Conversations For Transformation: Essays Inspired By The Ideas Of Werner Erhard

Conversations For Transformation

Essays By Laurence Platt

Inspired By The Ideas Of Werner Erhard

And More

Lucky Se Voet

Cowboy Cottage, East Napa, California, USA

December 12, 2016

"The harder I practice, the luckier I get." ... Gary Player, South African golf living legend

"Lucky se voet." ... Laurence Platt letting slip a classic Afrikaans idiom (pronounced "Lucky suh foot", translating to "Lucky's foot" ie "The heck with lucky").
This essay, Lucky Se Voet, is the companion piece to Who Are You As Family? Or: Is Your Word Your Bond?.

I am indebted to Richmal Morris "Ricki" Wolman who inspired this conversation.

Click to expand
Laurence Platt with Family
L to R: Christian Platt, David Platt, Laurence Platt, Joshua Platt, Rachael Hobernicht, Alexandra Platt
Auberge du Soleil, Rutherford, California, USA
2:59:43pm Saturday December 24, 2016
Her conversation wasn't unique. She spoke about things I had heard before. While they were personal and private for her, sitting in front of me echoing those same sentiments, may have been any number of different people. I'm not talking about a few hundred. I'm talking about millions. What she expressed was disappointment with family, the crux of which is an age old conundrum: the way it is with family may not mesh with the way we know it's s'posed to be. In other words, what we all know is possible for family, is maybe different than the way it is.

Something is associated with family, particularly with the biology of family, that's special. The fact we're bound by blood, the fact we're parents and child, brother and sister, won't change or go away. Ever. Crushes come. And crushes go. But new siblings alter the universe forever. Therein lie great expectations. And great expectations may come with great disappointments.

I suggested to her "You don't do a lot creating ie generating  yourself as family, do you? You were just born into it, yes? Yet if you look and see, all the very good  stuff in life is the result mostly from an act of creating  ie from a generating act.". Somehow, we all fall afoul of a big misconception: that because family is essentially a biological  bond, that we're excused ie that we're let off the hook  of having (ie we don't need) to create it ie we do not have to generate it. Look: why generate family if it already exists?
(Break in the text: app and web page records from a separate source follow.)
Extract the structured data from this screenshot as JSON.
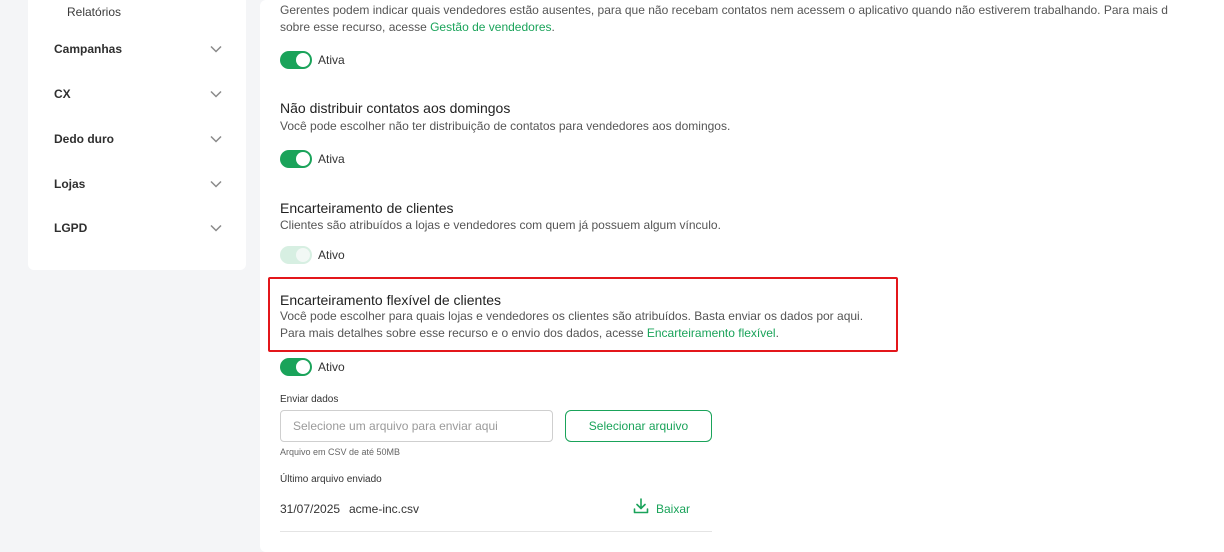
{
  "sidebar": {
    "sub_item": "Relatórios",
    "items": [
      {
        "label": "Campanhas"
      },
      {
        "label": "CX"
      },
      {
        "label": "Dedo duro"
      },
      {
        "label": "Lojas"
      },
      {
        "label": "LGPD"
      }
    ]
  },
  "sections": {
    "absent": {
      "desc_line1": "Gerentes podem indicar quais vendedores estão ausentes, para que não recebam contatos nem acessem o aplicativo quando não estiverem trabalhando. Para mais d",
      "desc_line2_prefix": "sobre esse recurso, acesse ",
      "desc_link": "Gestão de vendedores",
      "desc_line2_suffix": ".",
      "toggle_label": "Ativa"
    },
    "sundays": {
      "title": "Não distribuir contatos aos domingos",
      "desc": "Você pode escolher não ter distribuição de contatos para vendedores aos domingos.",
      "toggle_label": "Ativa"
    },
    "encarteiramento": {
      "title": "Encarteiramento de clientes",
      "desc": "Clientes são atribuídos a lojas e vendedores com quem já possuem algum vínculo.",
      "toggle_label": "Ativo"
    },
    "flexivel": {
      "title": "Encarteiramento flexível de clientes",
      "desc_line1": "Você pode escolher para quais lojas e vendedores os clientes são atribuídos. Basta enviar os dados por aqui.",
      "desc_line2_prefix": "Para mais detalhes sobre esse recurso e o envio dos dados, acesse ",
      "desc_link": "Encarteiramento flexível",
      "desc_line2_suffix": ".",
      "toggle_label": "Ativo"
    }
  },
  "upload": {
    "label": "Enviar dados",
    "placeholder": "Selecione um arquivo para enviar aqui",
    "button": "Selecionar arquivo",
    "hint": "Arquivo em CSV de até 50MB",
    "last_label": "Último arquivo enviado",
    "last_date": "31/07/2025",
    "last_file": "acme-inc.csv",
    "download": "Baixar"
  },
  "colors": {
    "accent": "#1aa35a",
    "highlight": "#e3161b"
  }
}
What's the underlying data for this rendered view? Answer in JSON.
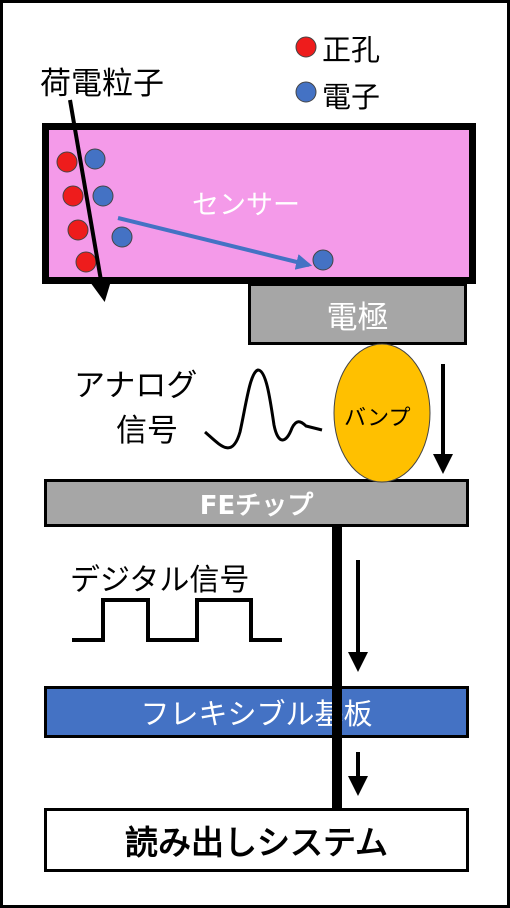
{
  "legend": {
    "hole_label": "正孔",
    "electron_label": "電子",
    "hole_color": "#ee1c1c",
    "electron_color": "#4472c4"
  },
  "charged_particle_label": "荷電粒子",
  "sensor": {
    "label": "センサー",
    "fill": "#f49ae9"
  },
  "electrode": {
    "label": "電極",
    "fill": "#a6a6a6"
  },
  "analog_signal_label_line1": "アナログ",
  "analog_signal_label_line2": "信号",
  "bump": {
    "label": "バンプ",
    "fill": "#ffc000"
  },
  "fe_chip": {
    "label": "FEチップ",
    "fill": "#a6a6a6"
  },
  "digital_signal_label": "デジタル信号",
  "flex_board": {
    "label": "フレキシブル基板",
    "fill": "#4472c4"
  },
  "readout_system": {
    "label": "読み出しシステム"
  }
}
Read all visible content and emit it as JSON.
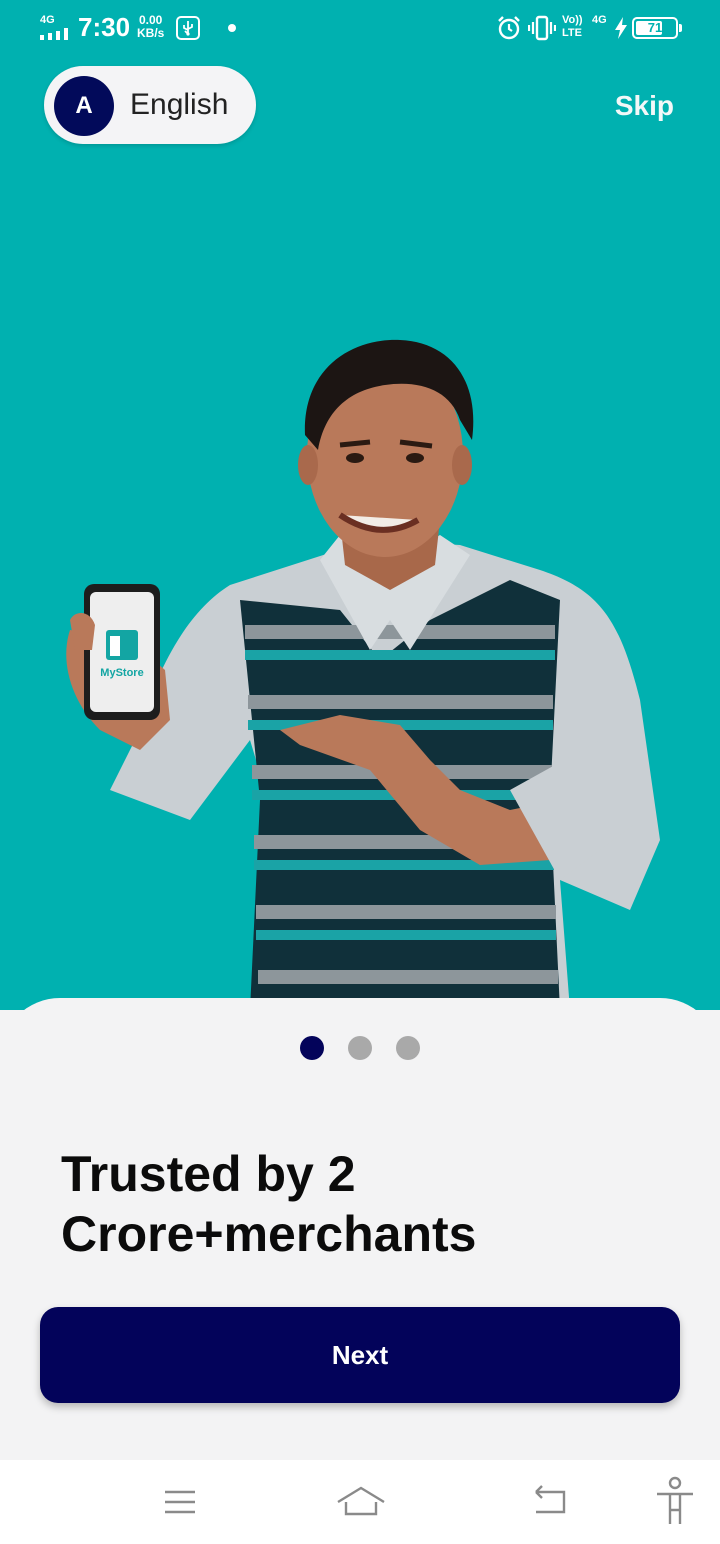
{
  "status_bar": {
    "network": "4G",
    "time": "7:30",
    "speed_value": "0.00",
    "speed_unit": "KB/s",
    "volte_top": "Vo))",
    "volte_bottom": "LTE",
    "network_right": "4G",
    "battery": "71",
    "battery_level": 0.71,
    "icons": [
      "signal-icon",
      "usb-icon",
      "notification-dot-icon",
      "alarm-icon",
      "vibrate-icon",
      "volte-icon",
      "charging-icon",
      "battery-icon"
    ]
  },
  "header": {
    "language_initial": "A",
    "language_label": "English",
    "skip_label": "Skip"
  },
  "illustration": {
    "phone_app_label": "MyStore"
  },
  "carousel": {
    "dots": [
      {
        "active": true,
        "color": "#03035a"
      },
      {
        "active": false,
        "color": "#a9a9a9"
      },
      {
        "active": false,
        "color": "#a9a9a9"
      }
    ]
  },
  "content": {
    "headline": "Trusted by 2 Crore+merchants",
    "next_label": "Next"
  },
  "navbar": {
    "icons": [
      "menu-icon",
      "home-icon",
      "back-icon",
      "accessibility-icon"
    ]
  },
  "colors": {
    "hero_background": "#00b1b0",
    "primary": "#03035a",
    "sheet_background": "#f3f3f4"
  }
}
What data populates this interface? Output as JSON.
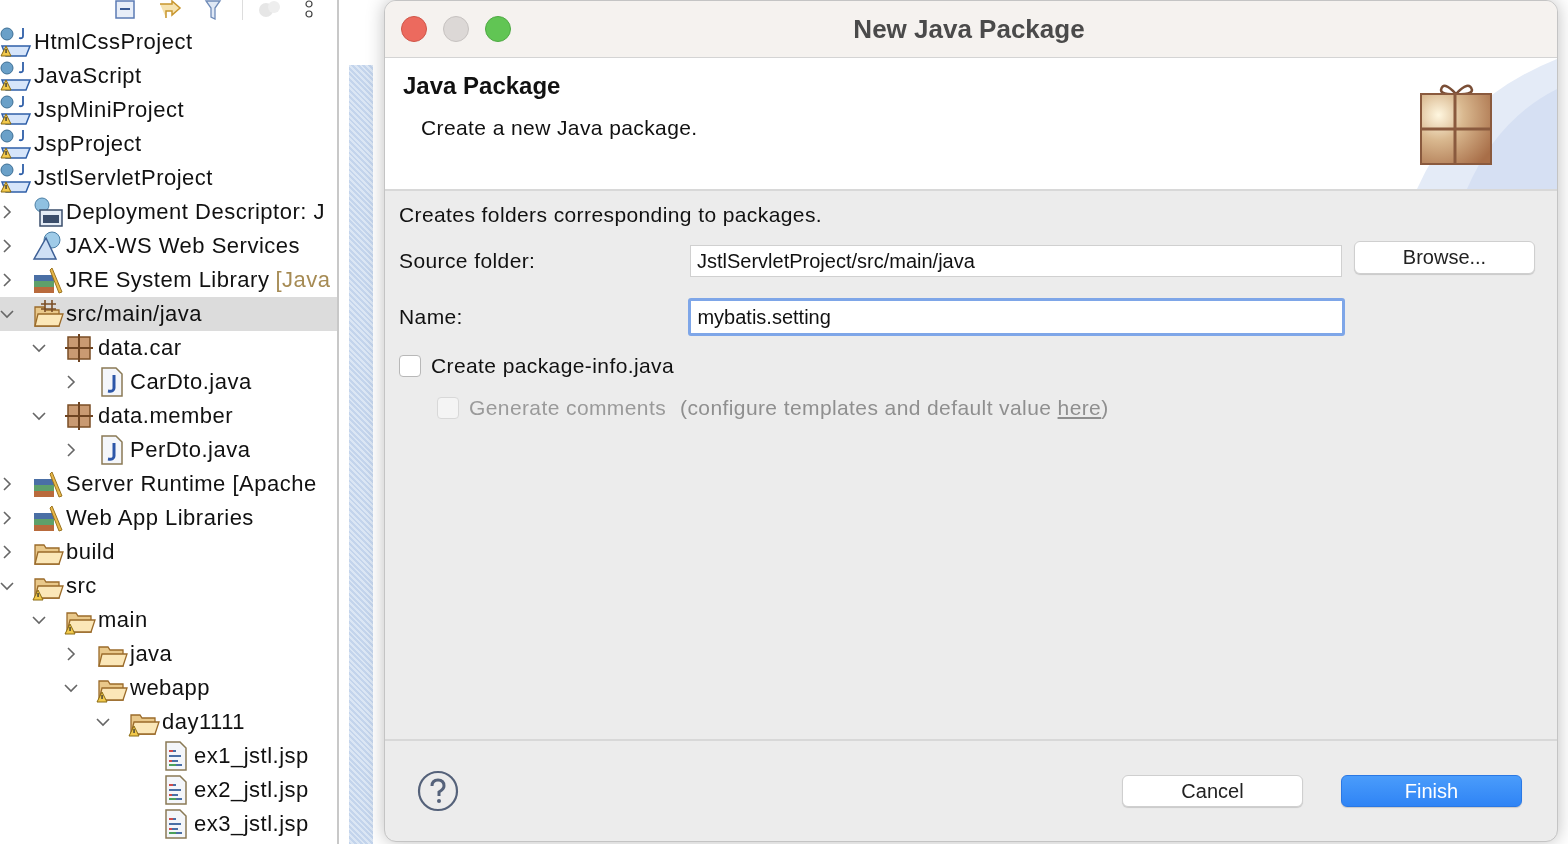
{
  "explorer": {
    "toolbar": [
      {
        "kind": "collapse"
      },
      {
        "kind": "link"
      },
      {
        "kind": "filter"
      },
      {
        "kind": "focus",
        "disabled": true
      },
      {
        "kind": "menu"
      }
    ],
    "tree": [
      {
        "label": "HtmlCssProject",
        "kind": "project",
        "selected": false
      },
      {
        "label": "JavaScript",
        "kind": "project",
        "selected": false
      },
      {
        "label": "JspMiniProject",
        "kind": "project",
        "selected": false
      },
      {
        "label": "JspProject",
        "kind": "project",
        "selected": false
      },
      {
        "label": "JstlServletProject",
        "kind": "project",
        "selected": false,
        "children": [
          {
            "label": "Deployment Descriptor: J",
            "kind": "descriptor",
            "expanded": false,
            "selected": false
          },
          {
            "label": "JAX-WS Web Services",
            "kind": "webservice",
            "expanded": false,
            "selected": false
          },
          {
            "label": "JRE System Library",
            "decoration": "[Java",
            "kind": "library",
            "expanded": false,
            "selected": false
          },
          {
            "label": "src/main/java",
            "kind": "source",
            "expanded": true,
            "selected": true,
            "children": [
              {
                "label": "data.car",
                "kind": "package",
                "expanded": true,
                "selected": false,
                "children": [
                  {
                    "label": "CarDto.java",
                    "kind": "java",
                    "expanded": false,
                    "selected": false
                  }
                ]
              },
              {
                "label": "data.member",
                "kind": "package",
                "expanded": true,
                "selected": false,
                "children": [
                  {
                    "label": "PerDto.java",
                    "kind": "java",
                    "expanded": false,
                    "selected": false
                  }
                ]
              }
            ]
          },
          {
            "label": "Server Runtime [Apache",
            "kind": "library",
            "expanded": false,
            "selected": false
          },
          {
            "label": "Web App Libraries",
            "kind": "library",
            "expanded": false,
            "selected": false
          },
          {
            "label": "build",
            "kind": "folder",
            "expanded": false,
            "selected": false
          },
          {
            "label": "src",
            "kind": "folder-warning",
            "expanded": true,
            "selected": false,
            "children": [
              {
                "label": "main",
                "kind": "folder-warning",
                "expanded": true,
                "selected": false,
                "children": [
                  {
                    "label": "java",
                    "kind": "folder",
                    "expanded": false,
                    "selected": false
                  },
                  {
                    "label": "webapp",
                    "kind": "folder-warning",
                    "expanded": true,
                    "selected": false,
                    "children": [
                      {
                        "label": "day1111",
                        "kind": "folder-warning",
                        "expanded": true,
                        "selected": false,
                        "children": [
                          {
                            "label": "ex1_jstl.jsp",
                            "kind": "jsp",
                            "selected": false
                          },
                          {
                            "label": "ex2_jstl.jsp",
                            "kind": "jsp",
                            "selected": false
                          },
                          {
                            "label": "ex3_jstl.jsp",
                            "kind": "jsp",
                            "selected": false
                          }
                        ]
                      }
                    ]
                  }
                ]
              }
            ]
          }
        ]
      }
    ]
  },
  "dialog": {
    "window": {
      "title": "New Java Package"
    },
    "header": {
      "title": "Java Package",
      "message": "Create a new Java package."
    },
    "description": "Creates folders corresponding to packages.",
    "fields": [
      {
        "label": "Source folder:",
        "value": "JstlServletProject/src/main/java",
        "focused": false,
        "button": "Browse..."
      },
      {
        "label": "Name:",
        "value": "mybatis.setting",
        "focused": true
      }
    ],
    "options": [
      {
        "label": "Create package-info.java",
        "checked": false,
        "disabled": false
      },
      {
        "label": "Generate comments",
        "checked": false,
        "disabled": true,
        "hint_before": "(configure templates and default value ",
        "hint_link": "here",
        "hint_after": ")"
      }
    ],
    "buttons": [
      {
        "label": "Cancel",
        "default": false
      },
      {
        "label": "Finish",
        "default": true
      }
    ]
  }
}
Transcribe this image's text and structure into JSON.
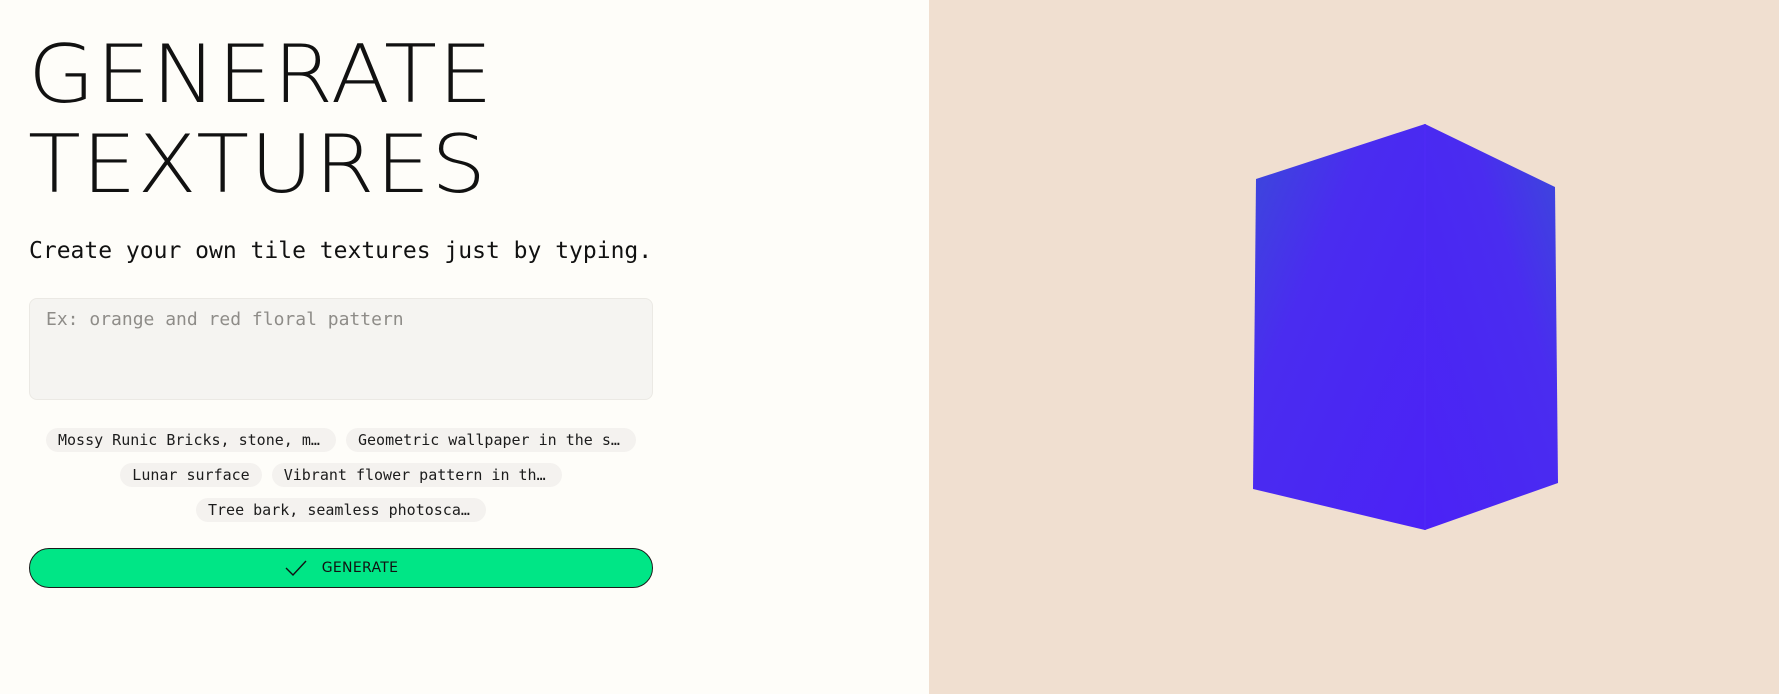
{
  "hero": {
    "title_line1": "GENERATE",
    "title_line2": "TEXTURES",
    "subtitle": "Create your own tile textures just by typing."
  },
  "prompt": {
    "placeholder": "Ex: orange and red floral pattern",
    "value": ""
  },
  "suggestions": [
    "Mossy Runic Bricks, stone, moss",
    "Geometric wallpaper in the sty…",
    "Lunar surface",
    "Vibrant flower pattern in the …",
    "Tree bark, seamless photoscan …"
  ],
  "generate_button": {
    "label": "GENERATE",
    "icon": "check-icon",
    "color": "#00e686"
  },
  "preview": {
    "background": "#f0dfd0",
    "cube_color": "#4b24f5",
    "icon": "cube-preview"
  }
}
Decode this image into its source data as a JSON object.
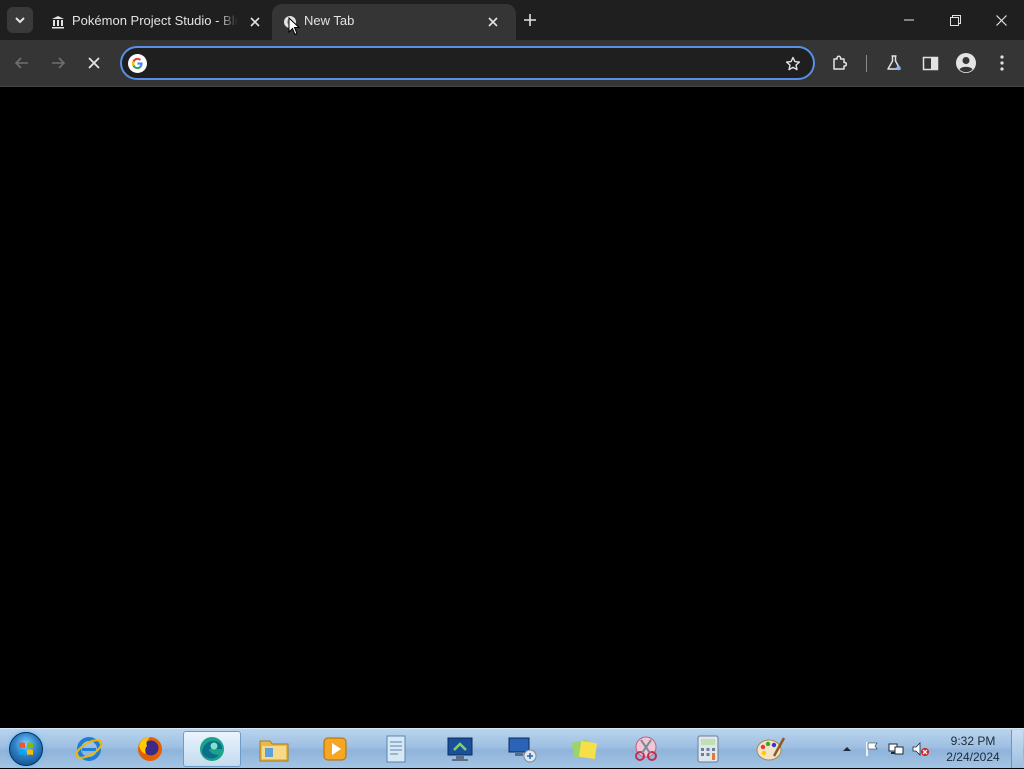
{
  "browser": {
    "tabs": [
      {
        "title": "Pokémon Project Studio - Blue",
        "active": false,
        "favicon": "museum-icon"
      },
      {
        "title": "New Tab",
        "active": true,
        "favicon": "loading-spinner-icon"
      }
    ],
    "omnibox": {
      "value": "",
      "placeholder": ""
    },
    "colors": {
      "tabstrip": "#1f1f1f",
      "toolbar": "#353535",
      "focus_ring": "#5a8fe6",
      "content": "#000000"
    }
  },
  "taskbar": {
    "apps": [
      "internet-explorer",
      "firefox",
      "chrome-edge",
      "file-explorer",
      "media-player",
      "document-viewer",
      "remote-desktop",
      "network-manager",
      "sticky-notes",
      "snipping-tool",
      "calculator",
      "paint"
    ],
    "clock": {
      "time": "9:32 PM",
      "date": "2/24/2024"
    }
  }
}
Indeed why. But that is precisely the point!

Then she told me I was lucky to have the kind of family I have. She seemed to not get what I had said. And what slipped out of my mouth was "Oh, lucky se voet.". That's an Afrikaans  idiom. I've not spoken Afrikaans in decades though I did grow up in South Africa fluent in it.

There's an English idiom "My foot.". It's deployed to express contradiction - as in "Lucky my foot.". It's kind of like the American expression "Not" - as in "Lucky not.". That's the Afrikaans "Lucky se voet"  (pronounced "Lucky suh foot", translating to "Lucky's foot" ie "The heck with lucky"). When she called me lucky to have the kind of family I have, my "Lucky se voet"  retort was a playful correction without being unkind. My authority on luck, South African golf living legend Gary Player, famously said "The harder I practice, the luckier I get.". I like that. I like it a lot. Gary got where he got, not because of luck, but because he stays in the game and he practices.

My children and I stay in the game. We're in communication. We visit often. We make a point of conversing - face to face, by telephone, text, via Skype and by e-mail, sharing with and confiding in each other, and above all enjoying, celebrating, and supporting each other. Oh, and  we complete things when they come up to complete (it's not if things come up but when)  before they have a chance to become ingrained in the wallpaper. That's our practice. "I'll bet you good money that's what makes us the family we are: the harder we practice being family, the luckier we get" I told her. We all (ie all of us on God's green Earth) have the ability. The question is: who deploys it? We do ie we choose to. Ascribe the vibrant healthy family we're being, to practice, if you will. Ascribe it to anything. Just don't call us lucky. Lucky se voet.

Communication Promise E-Mail | Home

© Laurence Platt - 2016 through 2018 Permission